Image: Painting by Brianna Keeper
Who would you put in a museum of the best American writers? Hemingway? Kerouac? Bukowski? Note those are all white guys. The author visits a new museum devoted to writers to ponder the question of “who (and what) deserves to be in America’s first museum dedicated to writers?”
Walking through Chicago’s new American Writers Museum a week before it opened to the public, I felt like a cross between that eleven-year-old (wide-eyed, thirstily trying to absorb the canon, inspired by history) and that twenty-one-year-old (tallying up gender and race and queerness on the 100-author “American Voices” wall of fame and doing some quick math).
The museum’s creators faced an impossible task, the same one undertaken perennially by anthologists and English professors: How can we represent four hundred years of American literary history in a way that doesn’t reinforce the unfortunate hierarchies of those four hundred years?

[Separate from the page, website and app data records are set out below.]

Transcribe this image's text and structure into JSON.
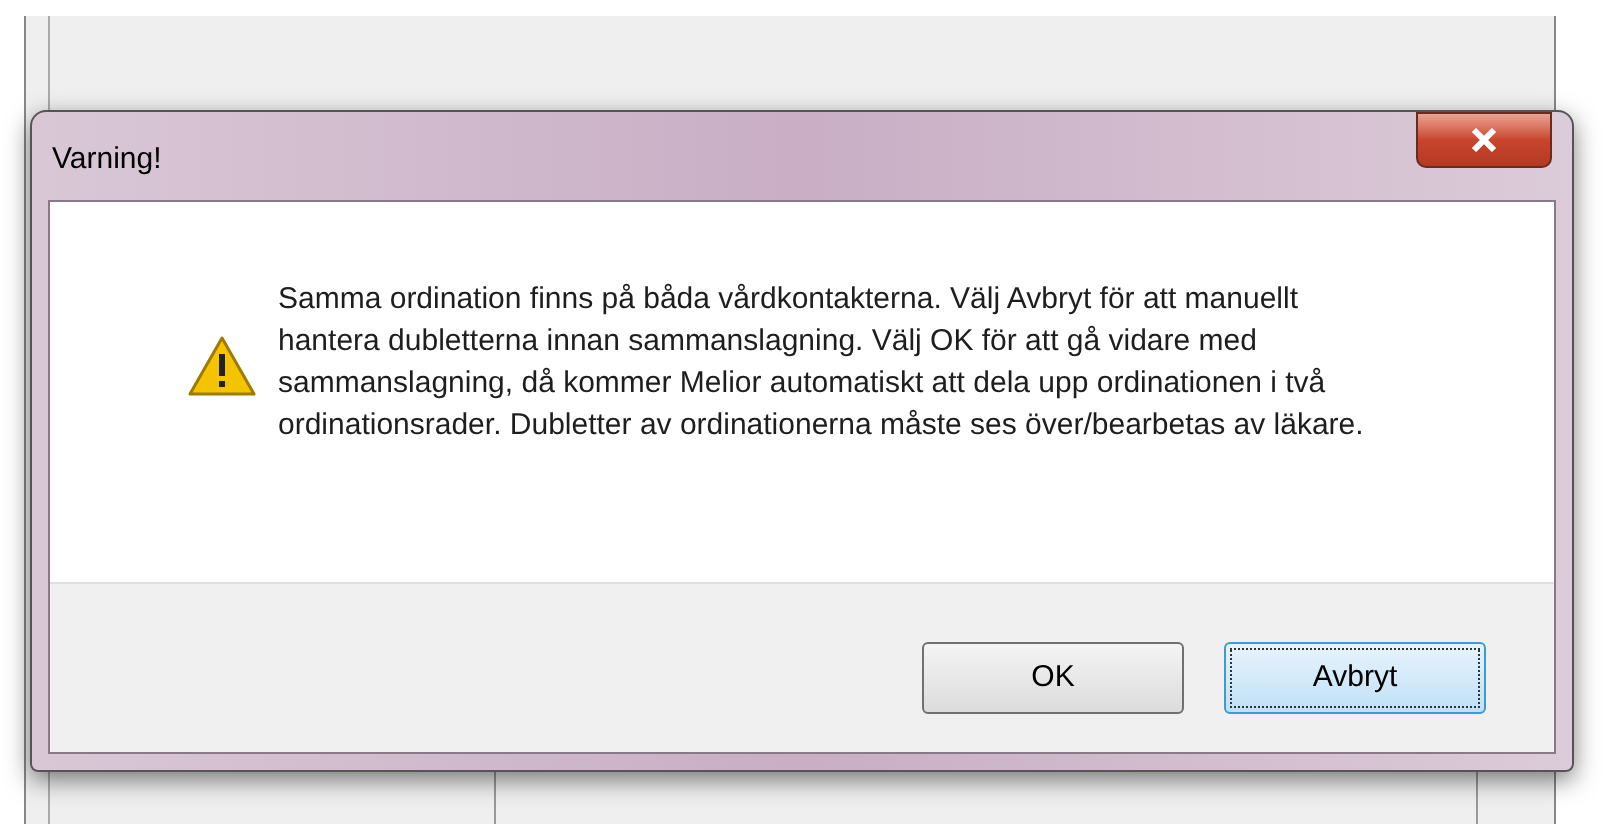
{
  "dialog": {
    "title": "Varning!",
    "message": "Samma ordination finns på båda vårdkontakterna. Välj Avbryt för att manuellt hantera dubletterna innan sammanslagning. Välj OK för att gå vidare med sammanslagning, då kommer Melior automatiskt att dela upp ordinationen i två ordinationsrader. Dubletter av ordinationerna måste ses över/bearbetas av läkare.",
    "buttons": [
      {
        "label": "OK",
        "focused": false
      },
      {
        "label": "Avbryt",
        "focused": true
      }
    ]
  }
}
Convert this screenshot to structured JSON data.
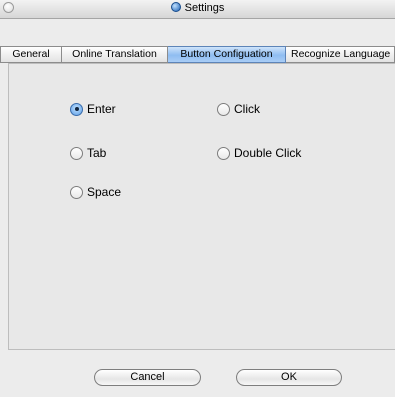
{
  "window": {
    "title": "Settings",
    "title_icon": "app-globe-icon"
  },
  "tabs": [
    {
      "label": "General",
      "active": false
    },
    {
      "label": "Online Translation",
      "active": false
    },
    {
      "label": "Button Configuation",
      "active": true
    },
    {
      "label": "Recognize Language",
      "active": false
    }
  ],
  "options": {
    "enter": {
      "label": "Enter",
      "checked": true
    },
    "click": {
      "label": "Click",
      "checked": false
    },
    "tab": {
      "label": "Tab",
      "checked": false
    },
    "double_click": {
      "label": "Double Click",
      "checked": false
    },
    "space": {
      "label": "Space",
      "checked": false
    }
  },
  "buttons": {
    "cancel": "Cancel",
    "ok": "OK"
  },
  "colors": {
    "active_tab": "#8fbdf1",
    "window_bg": "#ececec"
  }
}
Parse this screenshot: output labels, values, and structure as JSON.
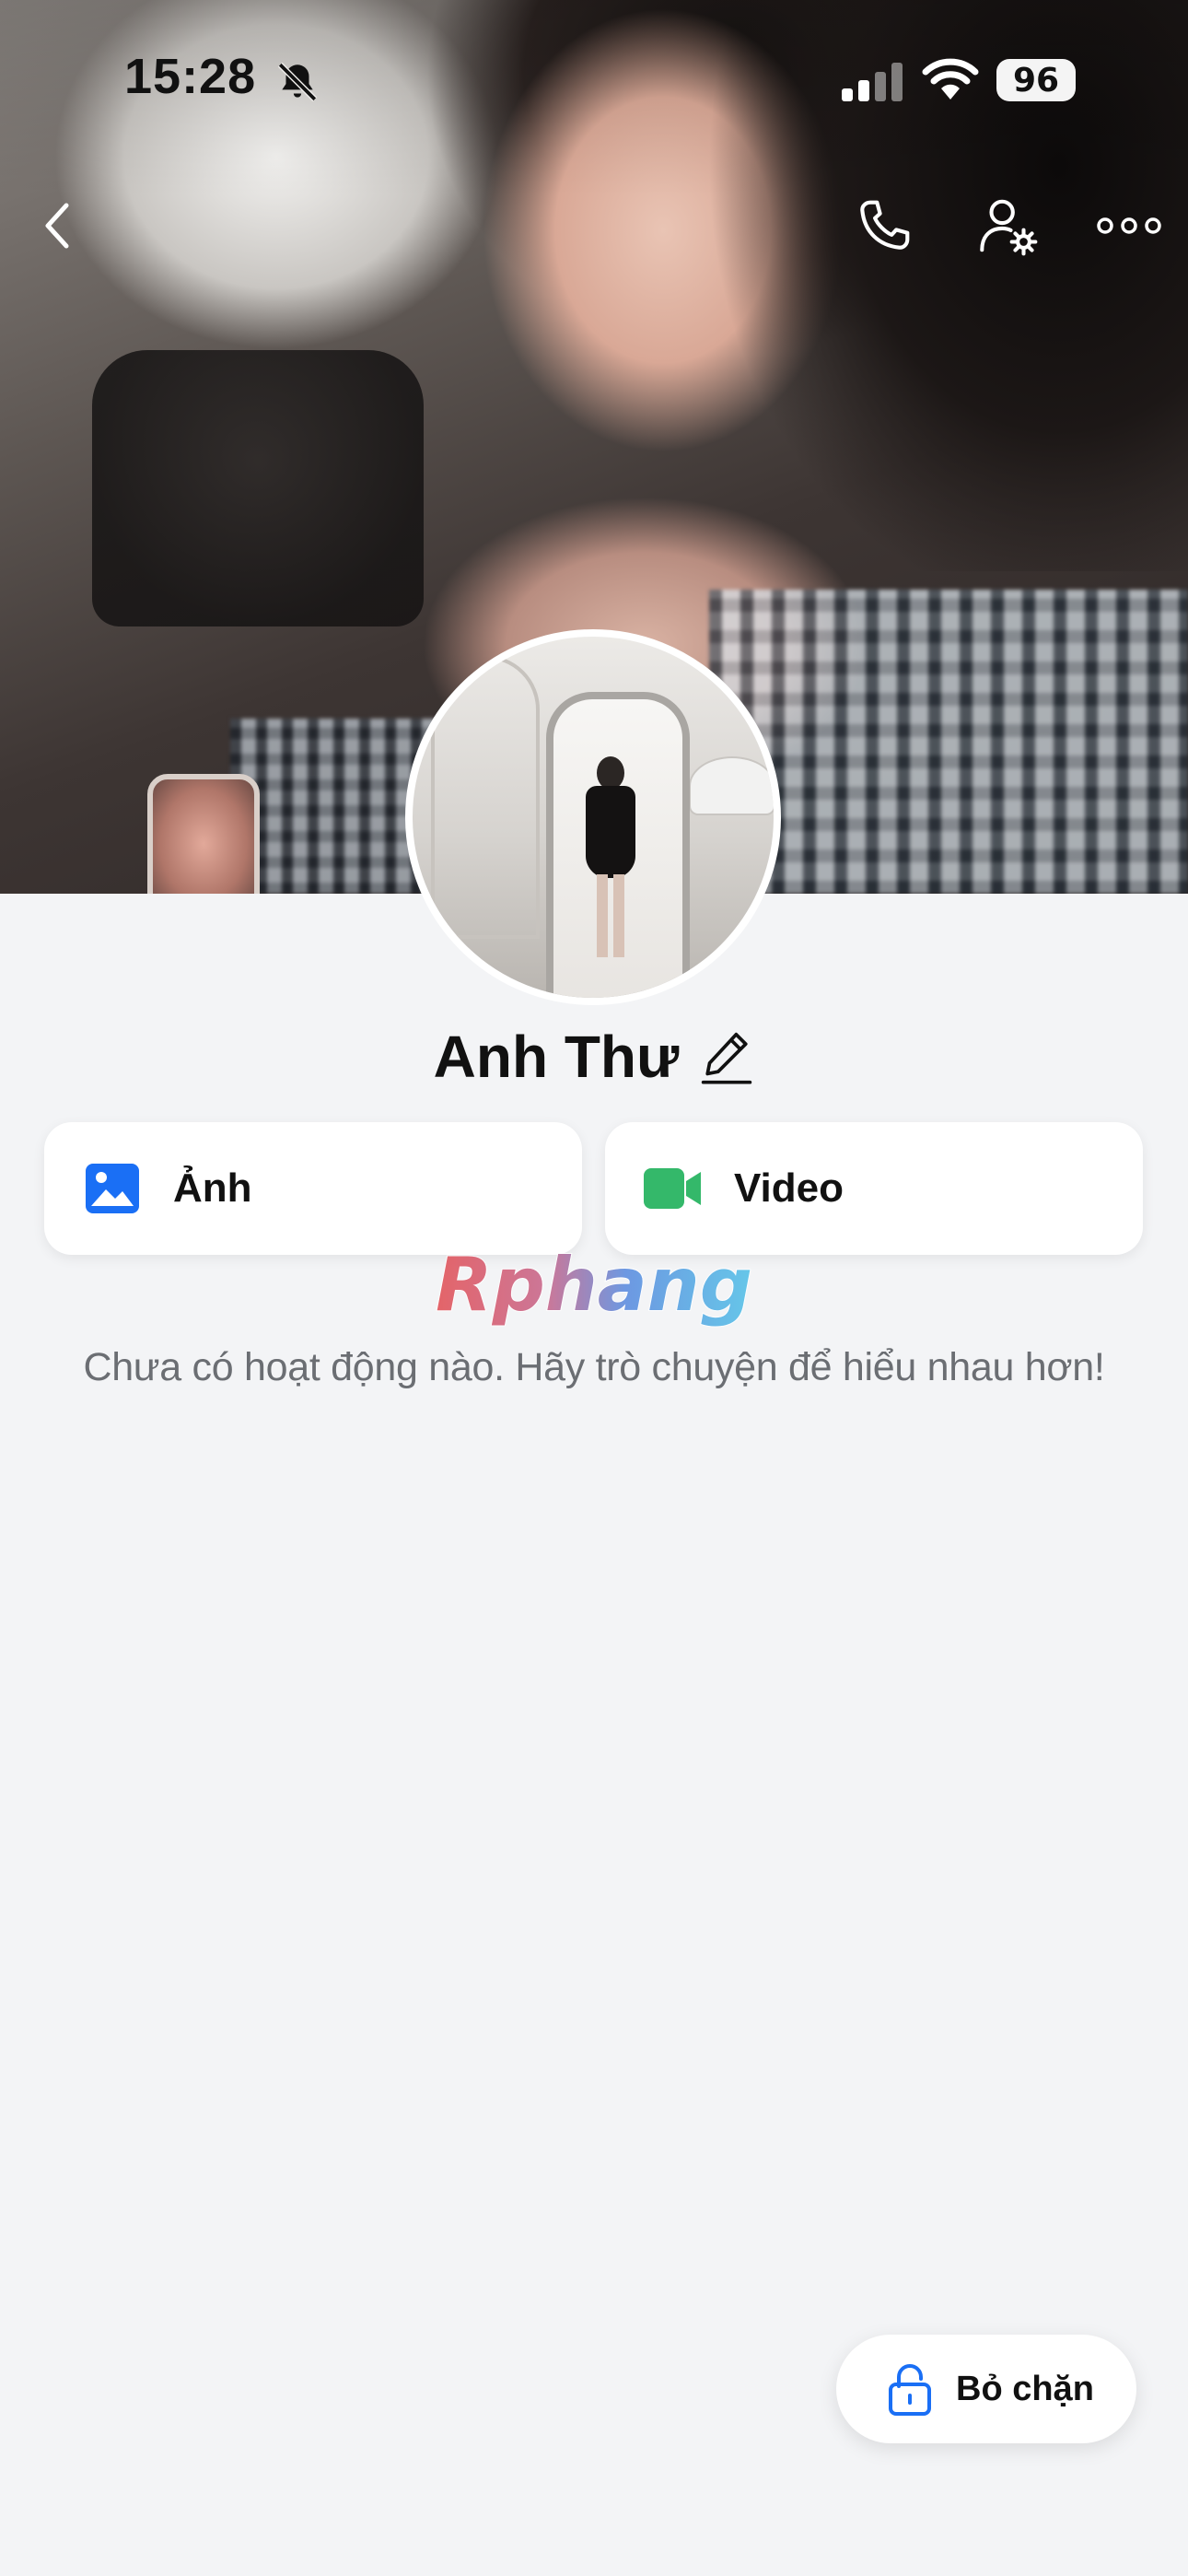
{
  "status_bar": {
    "time": "15:28",
    "battery_level": "96",
    "notifications_muted": true,
    "signal_bars_active": 2,
    "signal_bars_total": 4
  },
  "header": {
    "back_icon": "chevron-left-icon",
    "call_icon": "phone-icon",
    "settings_icon": "user-gear-icon",
    "more_icon": "ellipsis-icon"
  },
  "profile": {
    "name": "Anh Thư",
    "edit_icon": "pencil-icon"
  },
  "media_buttons": {
    "photos_label": "Ảnh",
    "photos_icon": "image-icon",
    "photos_color": "#1a6ff5",
    "video_label": "Video",
    "video_icon": "video-camera-icon",
    "video_color": "#34b86a"
  },
  "watermark": {
    "text": "Rphang"
  },
  "empty_state": {
    "message": "Chưa có hoạt động nào. Hãy trò chuyện để hiểu nhau hơn!"
  },
  "actions": {
    "unblock_label": "Bỏ chặn",
    "unblock_icon": "unlock-icon",
    "unblock_icon_color": "#1a6ff5"
  },
  "colors": {
    "background": "#f3f4f6",
    "card": "#ffffff",
    "text_primary": "#111111",
    "text_secondary": "#6b6e73"
  }
}
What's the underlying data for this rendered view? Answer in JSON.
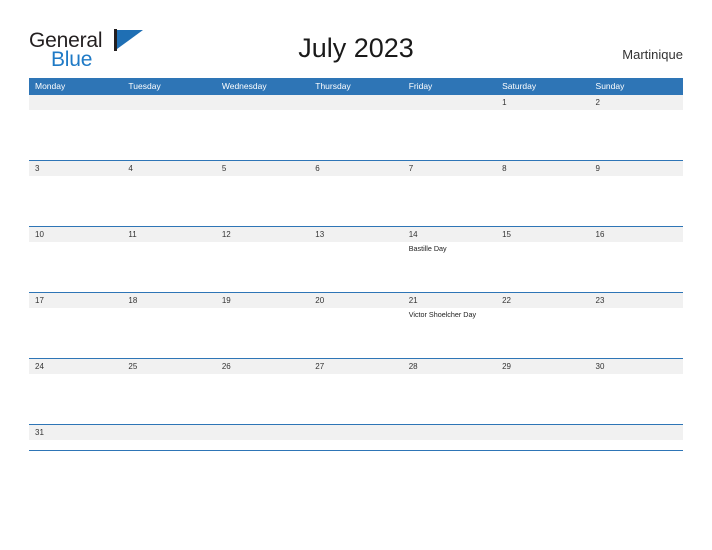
{
  "brand": {
    "word_one": "General",
    "word_two": "Blue",
    "flag_icon": "blue-triangle-flag-icon",
    "primary_color": "#2e75b6",
    "text_color": "#231f20"
  },
  "header": {
    "title": "July 2023",
    "location": "Martinique"
  },
  "calendar": {
    "weekdays": [
      "Monday",
      "Tuesday",
      "Wednesday",
      "Thursday",
      "Friday",
      "Saturday",
      "Sunday"
    ],
    "header_bg": "#2e75b6",
    "date_band_bg": "#f1f1f1",
    "rule_color": "#2e75b6",
    "weeks": [
      {
        "dates": [
          "",
          "",
          "",
          "",
          "",
          "1",
          "2"
        ],
        "events": [
          "",
          "",
          "",
          "",
          "",
          "",
          ""
        ]
      },
      {
        "dates": [
          "3",
          "4",
          "5",
          "6",
          "7",
          "8",
          "9"
        ],
        "events": [
          "",
          "",
          "",
          "",
          "",
          "",
          ""
        ]
      },
      {
        "dates": [
          "10",
          "11",
          "12",
          "13",
          "14",
          "15",
          "16"
        ],
        "events": [
          "",
          "",
          "",
          "",
          "Bastille Day",
          "",
          ""
        ]
      },
      {
        "dates": [
          "17",
          "18",
          "19",
          "20",
          "21",
          "22",
          "23"
        ],
        "events": [
          "",
          "",
          "",
          "",
          "Victor Shoelcher Day",
          "",
          ""
        ]
      },
      {
        "dates": [
          "24",
          "25",
          "26",
          "27",
          "28",
          "29",
          "30"
        ],
        "events": [
          "",
          "",
          "",
          "",
          "",
          "",
          ""
        ]
      },
      {
        "dates": [
          "31",
          "",
          "",
          "",
          "",
          "",
          ""
        ],
        "events": [
          "",
          "",
          "",
          "",
          "",
          "",
          ""
        ]
      }
    ]
  }
}
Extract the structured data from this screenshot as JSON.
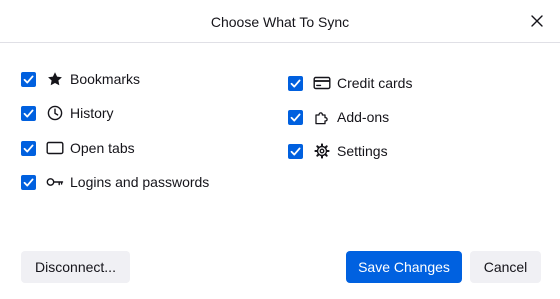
{
  "dialog": {
    "title": "Choose What To Sync"
  },
  "sync_items": [
    {
      "label": "Bookmarks",
      "checked": true,
      "icon": "star-icon"
    },
    {
      "label": "History",
      "checked": true,
      "icon": "clock-icon"
    },
    {
      "label": "Open tabs",
      "checked": true,
      "icon": "tab-icon"
    },
    {
      "label": "Logins and passwords",
      "checked": true,
      "icon": "key-icon"
    },
    {
      "label": "Credit cards",
      "checked": true,
      "icon": "credit-card-icon"
    },
    {
      "label": "Add-ons",
      "checked": true,
      "icon": "puzzle-piece-icon"
    },
    {
      "label": "Settings",
      "checked": true,
      "icon": "gear-icon"
    }
  ],
  "buttons": {
    "disconnect": "Disconnect...",
    "save": "Save Changes",
    "cancel": "Cancel"
  },
  "colors": {
    "accent": "#0060df",
    "primary_button": "#0061e0",
    "secondary_button": "#f0f0f4"
  }
}
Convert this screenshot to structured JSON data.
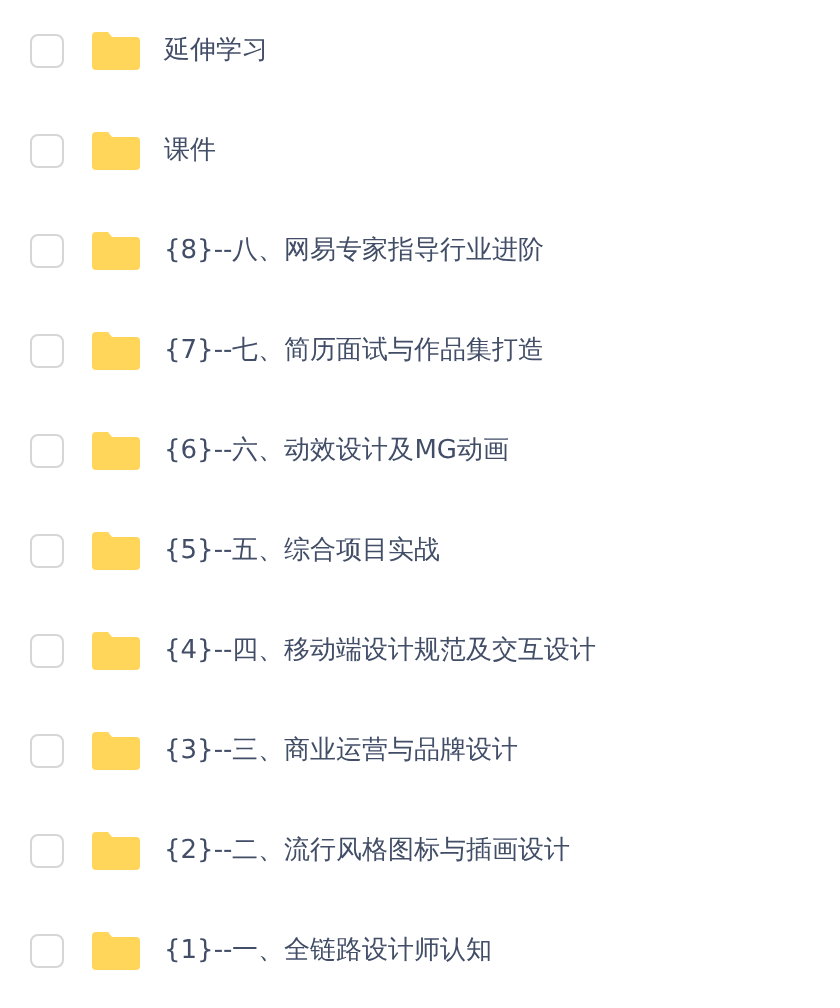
{
  "files": [
    {
      "name": "延伸学习",
      "checked": false
    },
    {
      "name": "课件",
      "checked": false
    },
    {
      "name": "{8}--八、网易专家指导行业进阶",
      "checked": false
    },
    {
      "name": "{7}--七、简历面试与作品集打造",
      "checked": false
    },
    {
      "name": "{6}--六、动效设计及MG动画",
      "checked": false
    },
    {
      "name": "{5}--五、综合项目实战",
      "checked": false
    },
    {
      "name": "{4}--四、移动端设计规范及交互设计",
      "checked": false
    },
    {
      "name": "{3}--三、商业运营与品牌设计",
      "checked": false
    },
    {
      "name": "{2}--二、流行风格图标与插画设计",
      "checked": false
    },
    {
      "name": "{1}--一、全链路设计师认知",
      "checked": false
    }
  ]
}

Image: Painting by Brianna Keeper
I recently read this excerpt from “Truth and Beauty” by Robert Flynn in Trinity University Press’ Art at Our Doorstep: San Antonio Writers and Artists.
That was when I first got the notion of being a writer. I knew it wasn’t going to be easy. We didn’t go in much for writing at the country school I attended. We studied penmanship. But we knew what a writer was. A writer was somebody who was dead. And if he was any good he had been dead a long time. If he was real good, people killed him. They killed him with hemlock. Hemlock was the Greek word for Freshman Composition.
The country school I attended was closed, and we were bused to Chillicothe. Chillicothe, Texas is small. Chillicothe is so small there’s only one Baptist Church. Chillicothe is so small you have to go to Quanah to have a coincidence. For a good coincidence, you have to go to Vernon. Chillicothe was fairly bursting with truth and beauty, and my teacher encouraged me to write something that had an epiphany. For an epiphany, you had to go all the way to Wichita Falls.
Read the full excerpt at Robert Flynn’s website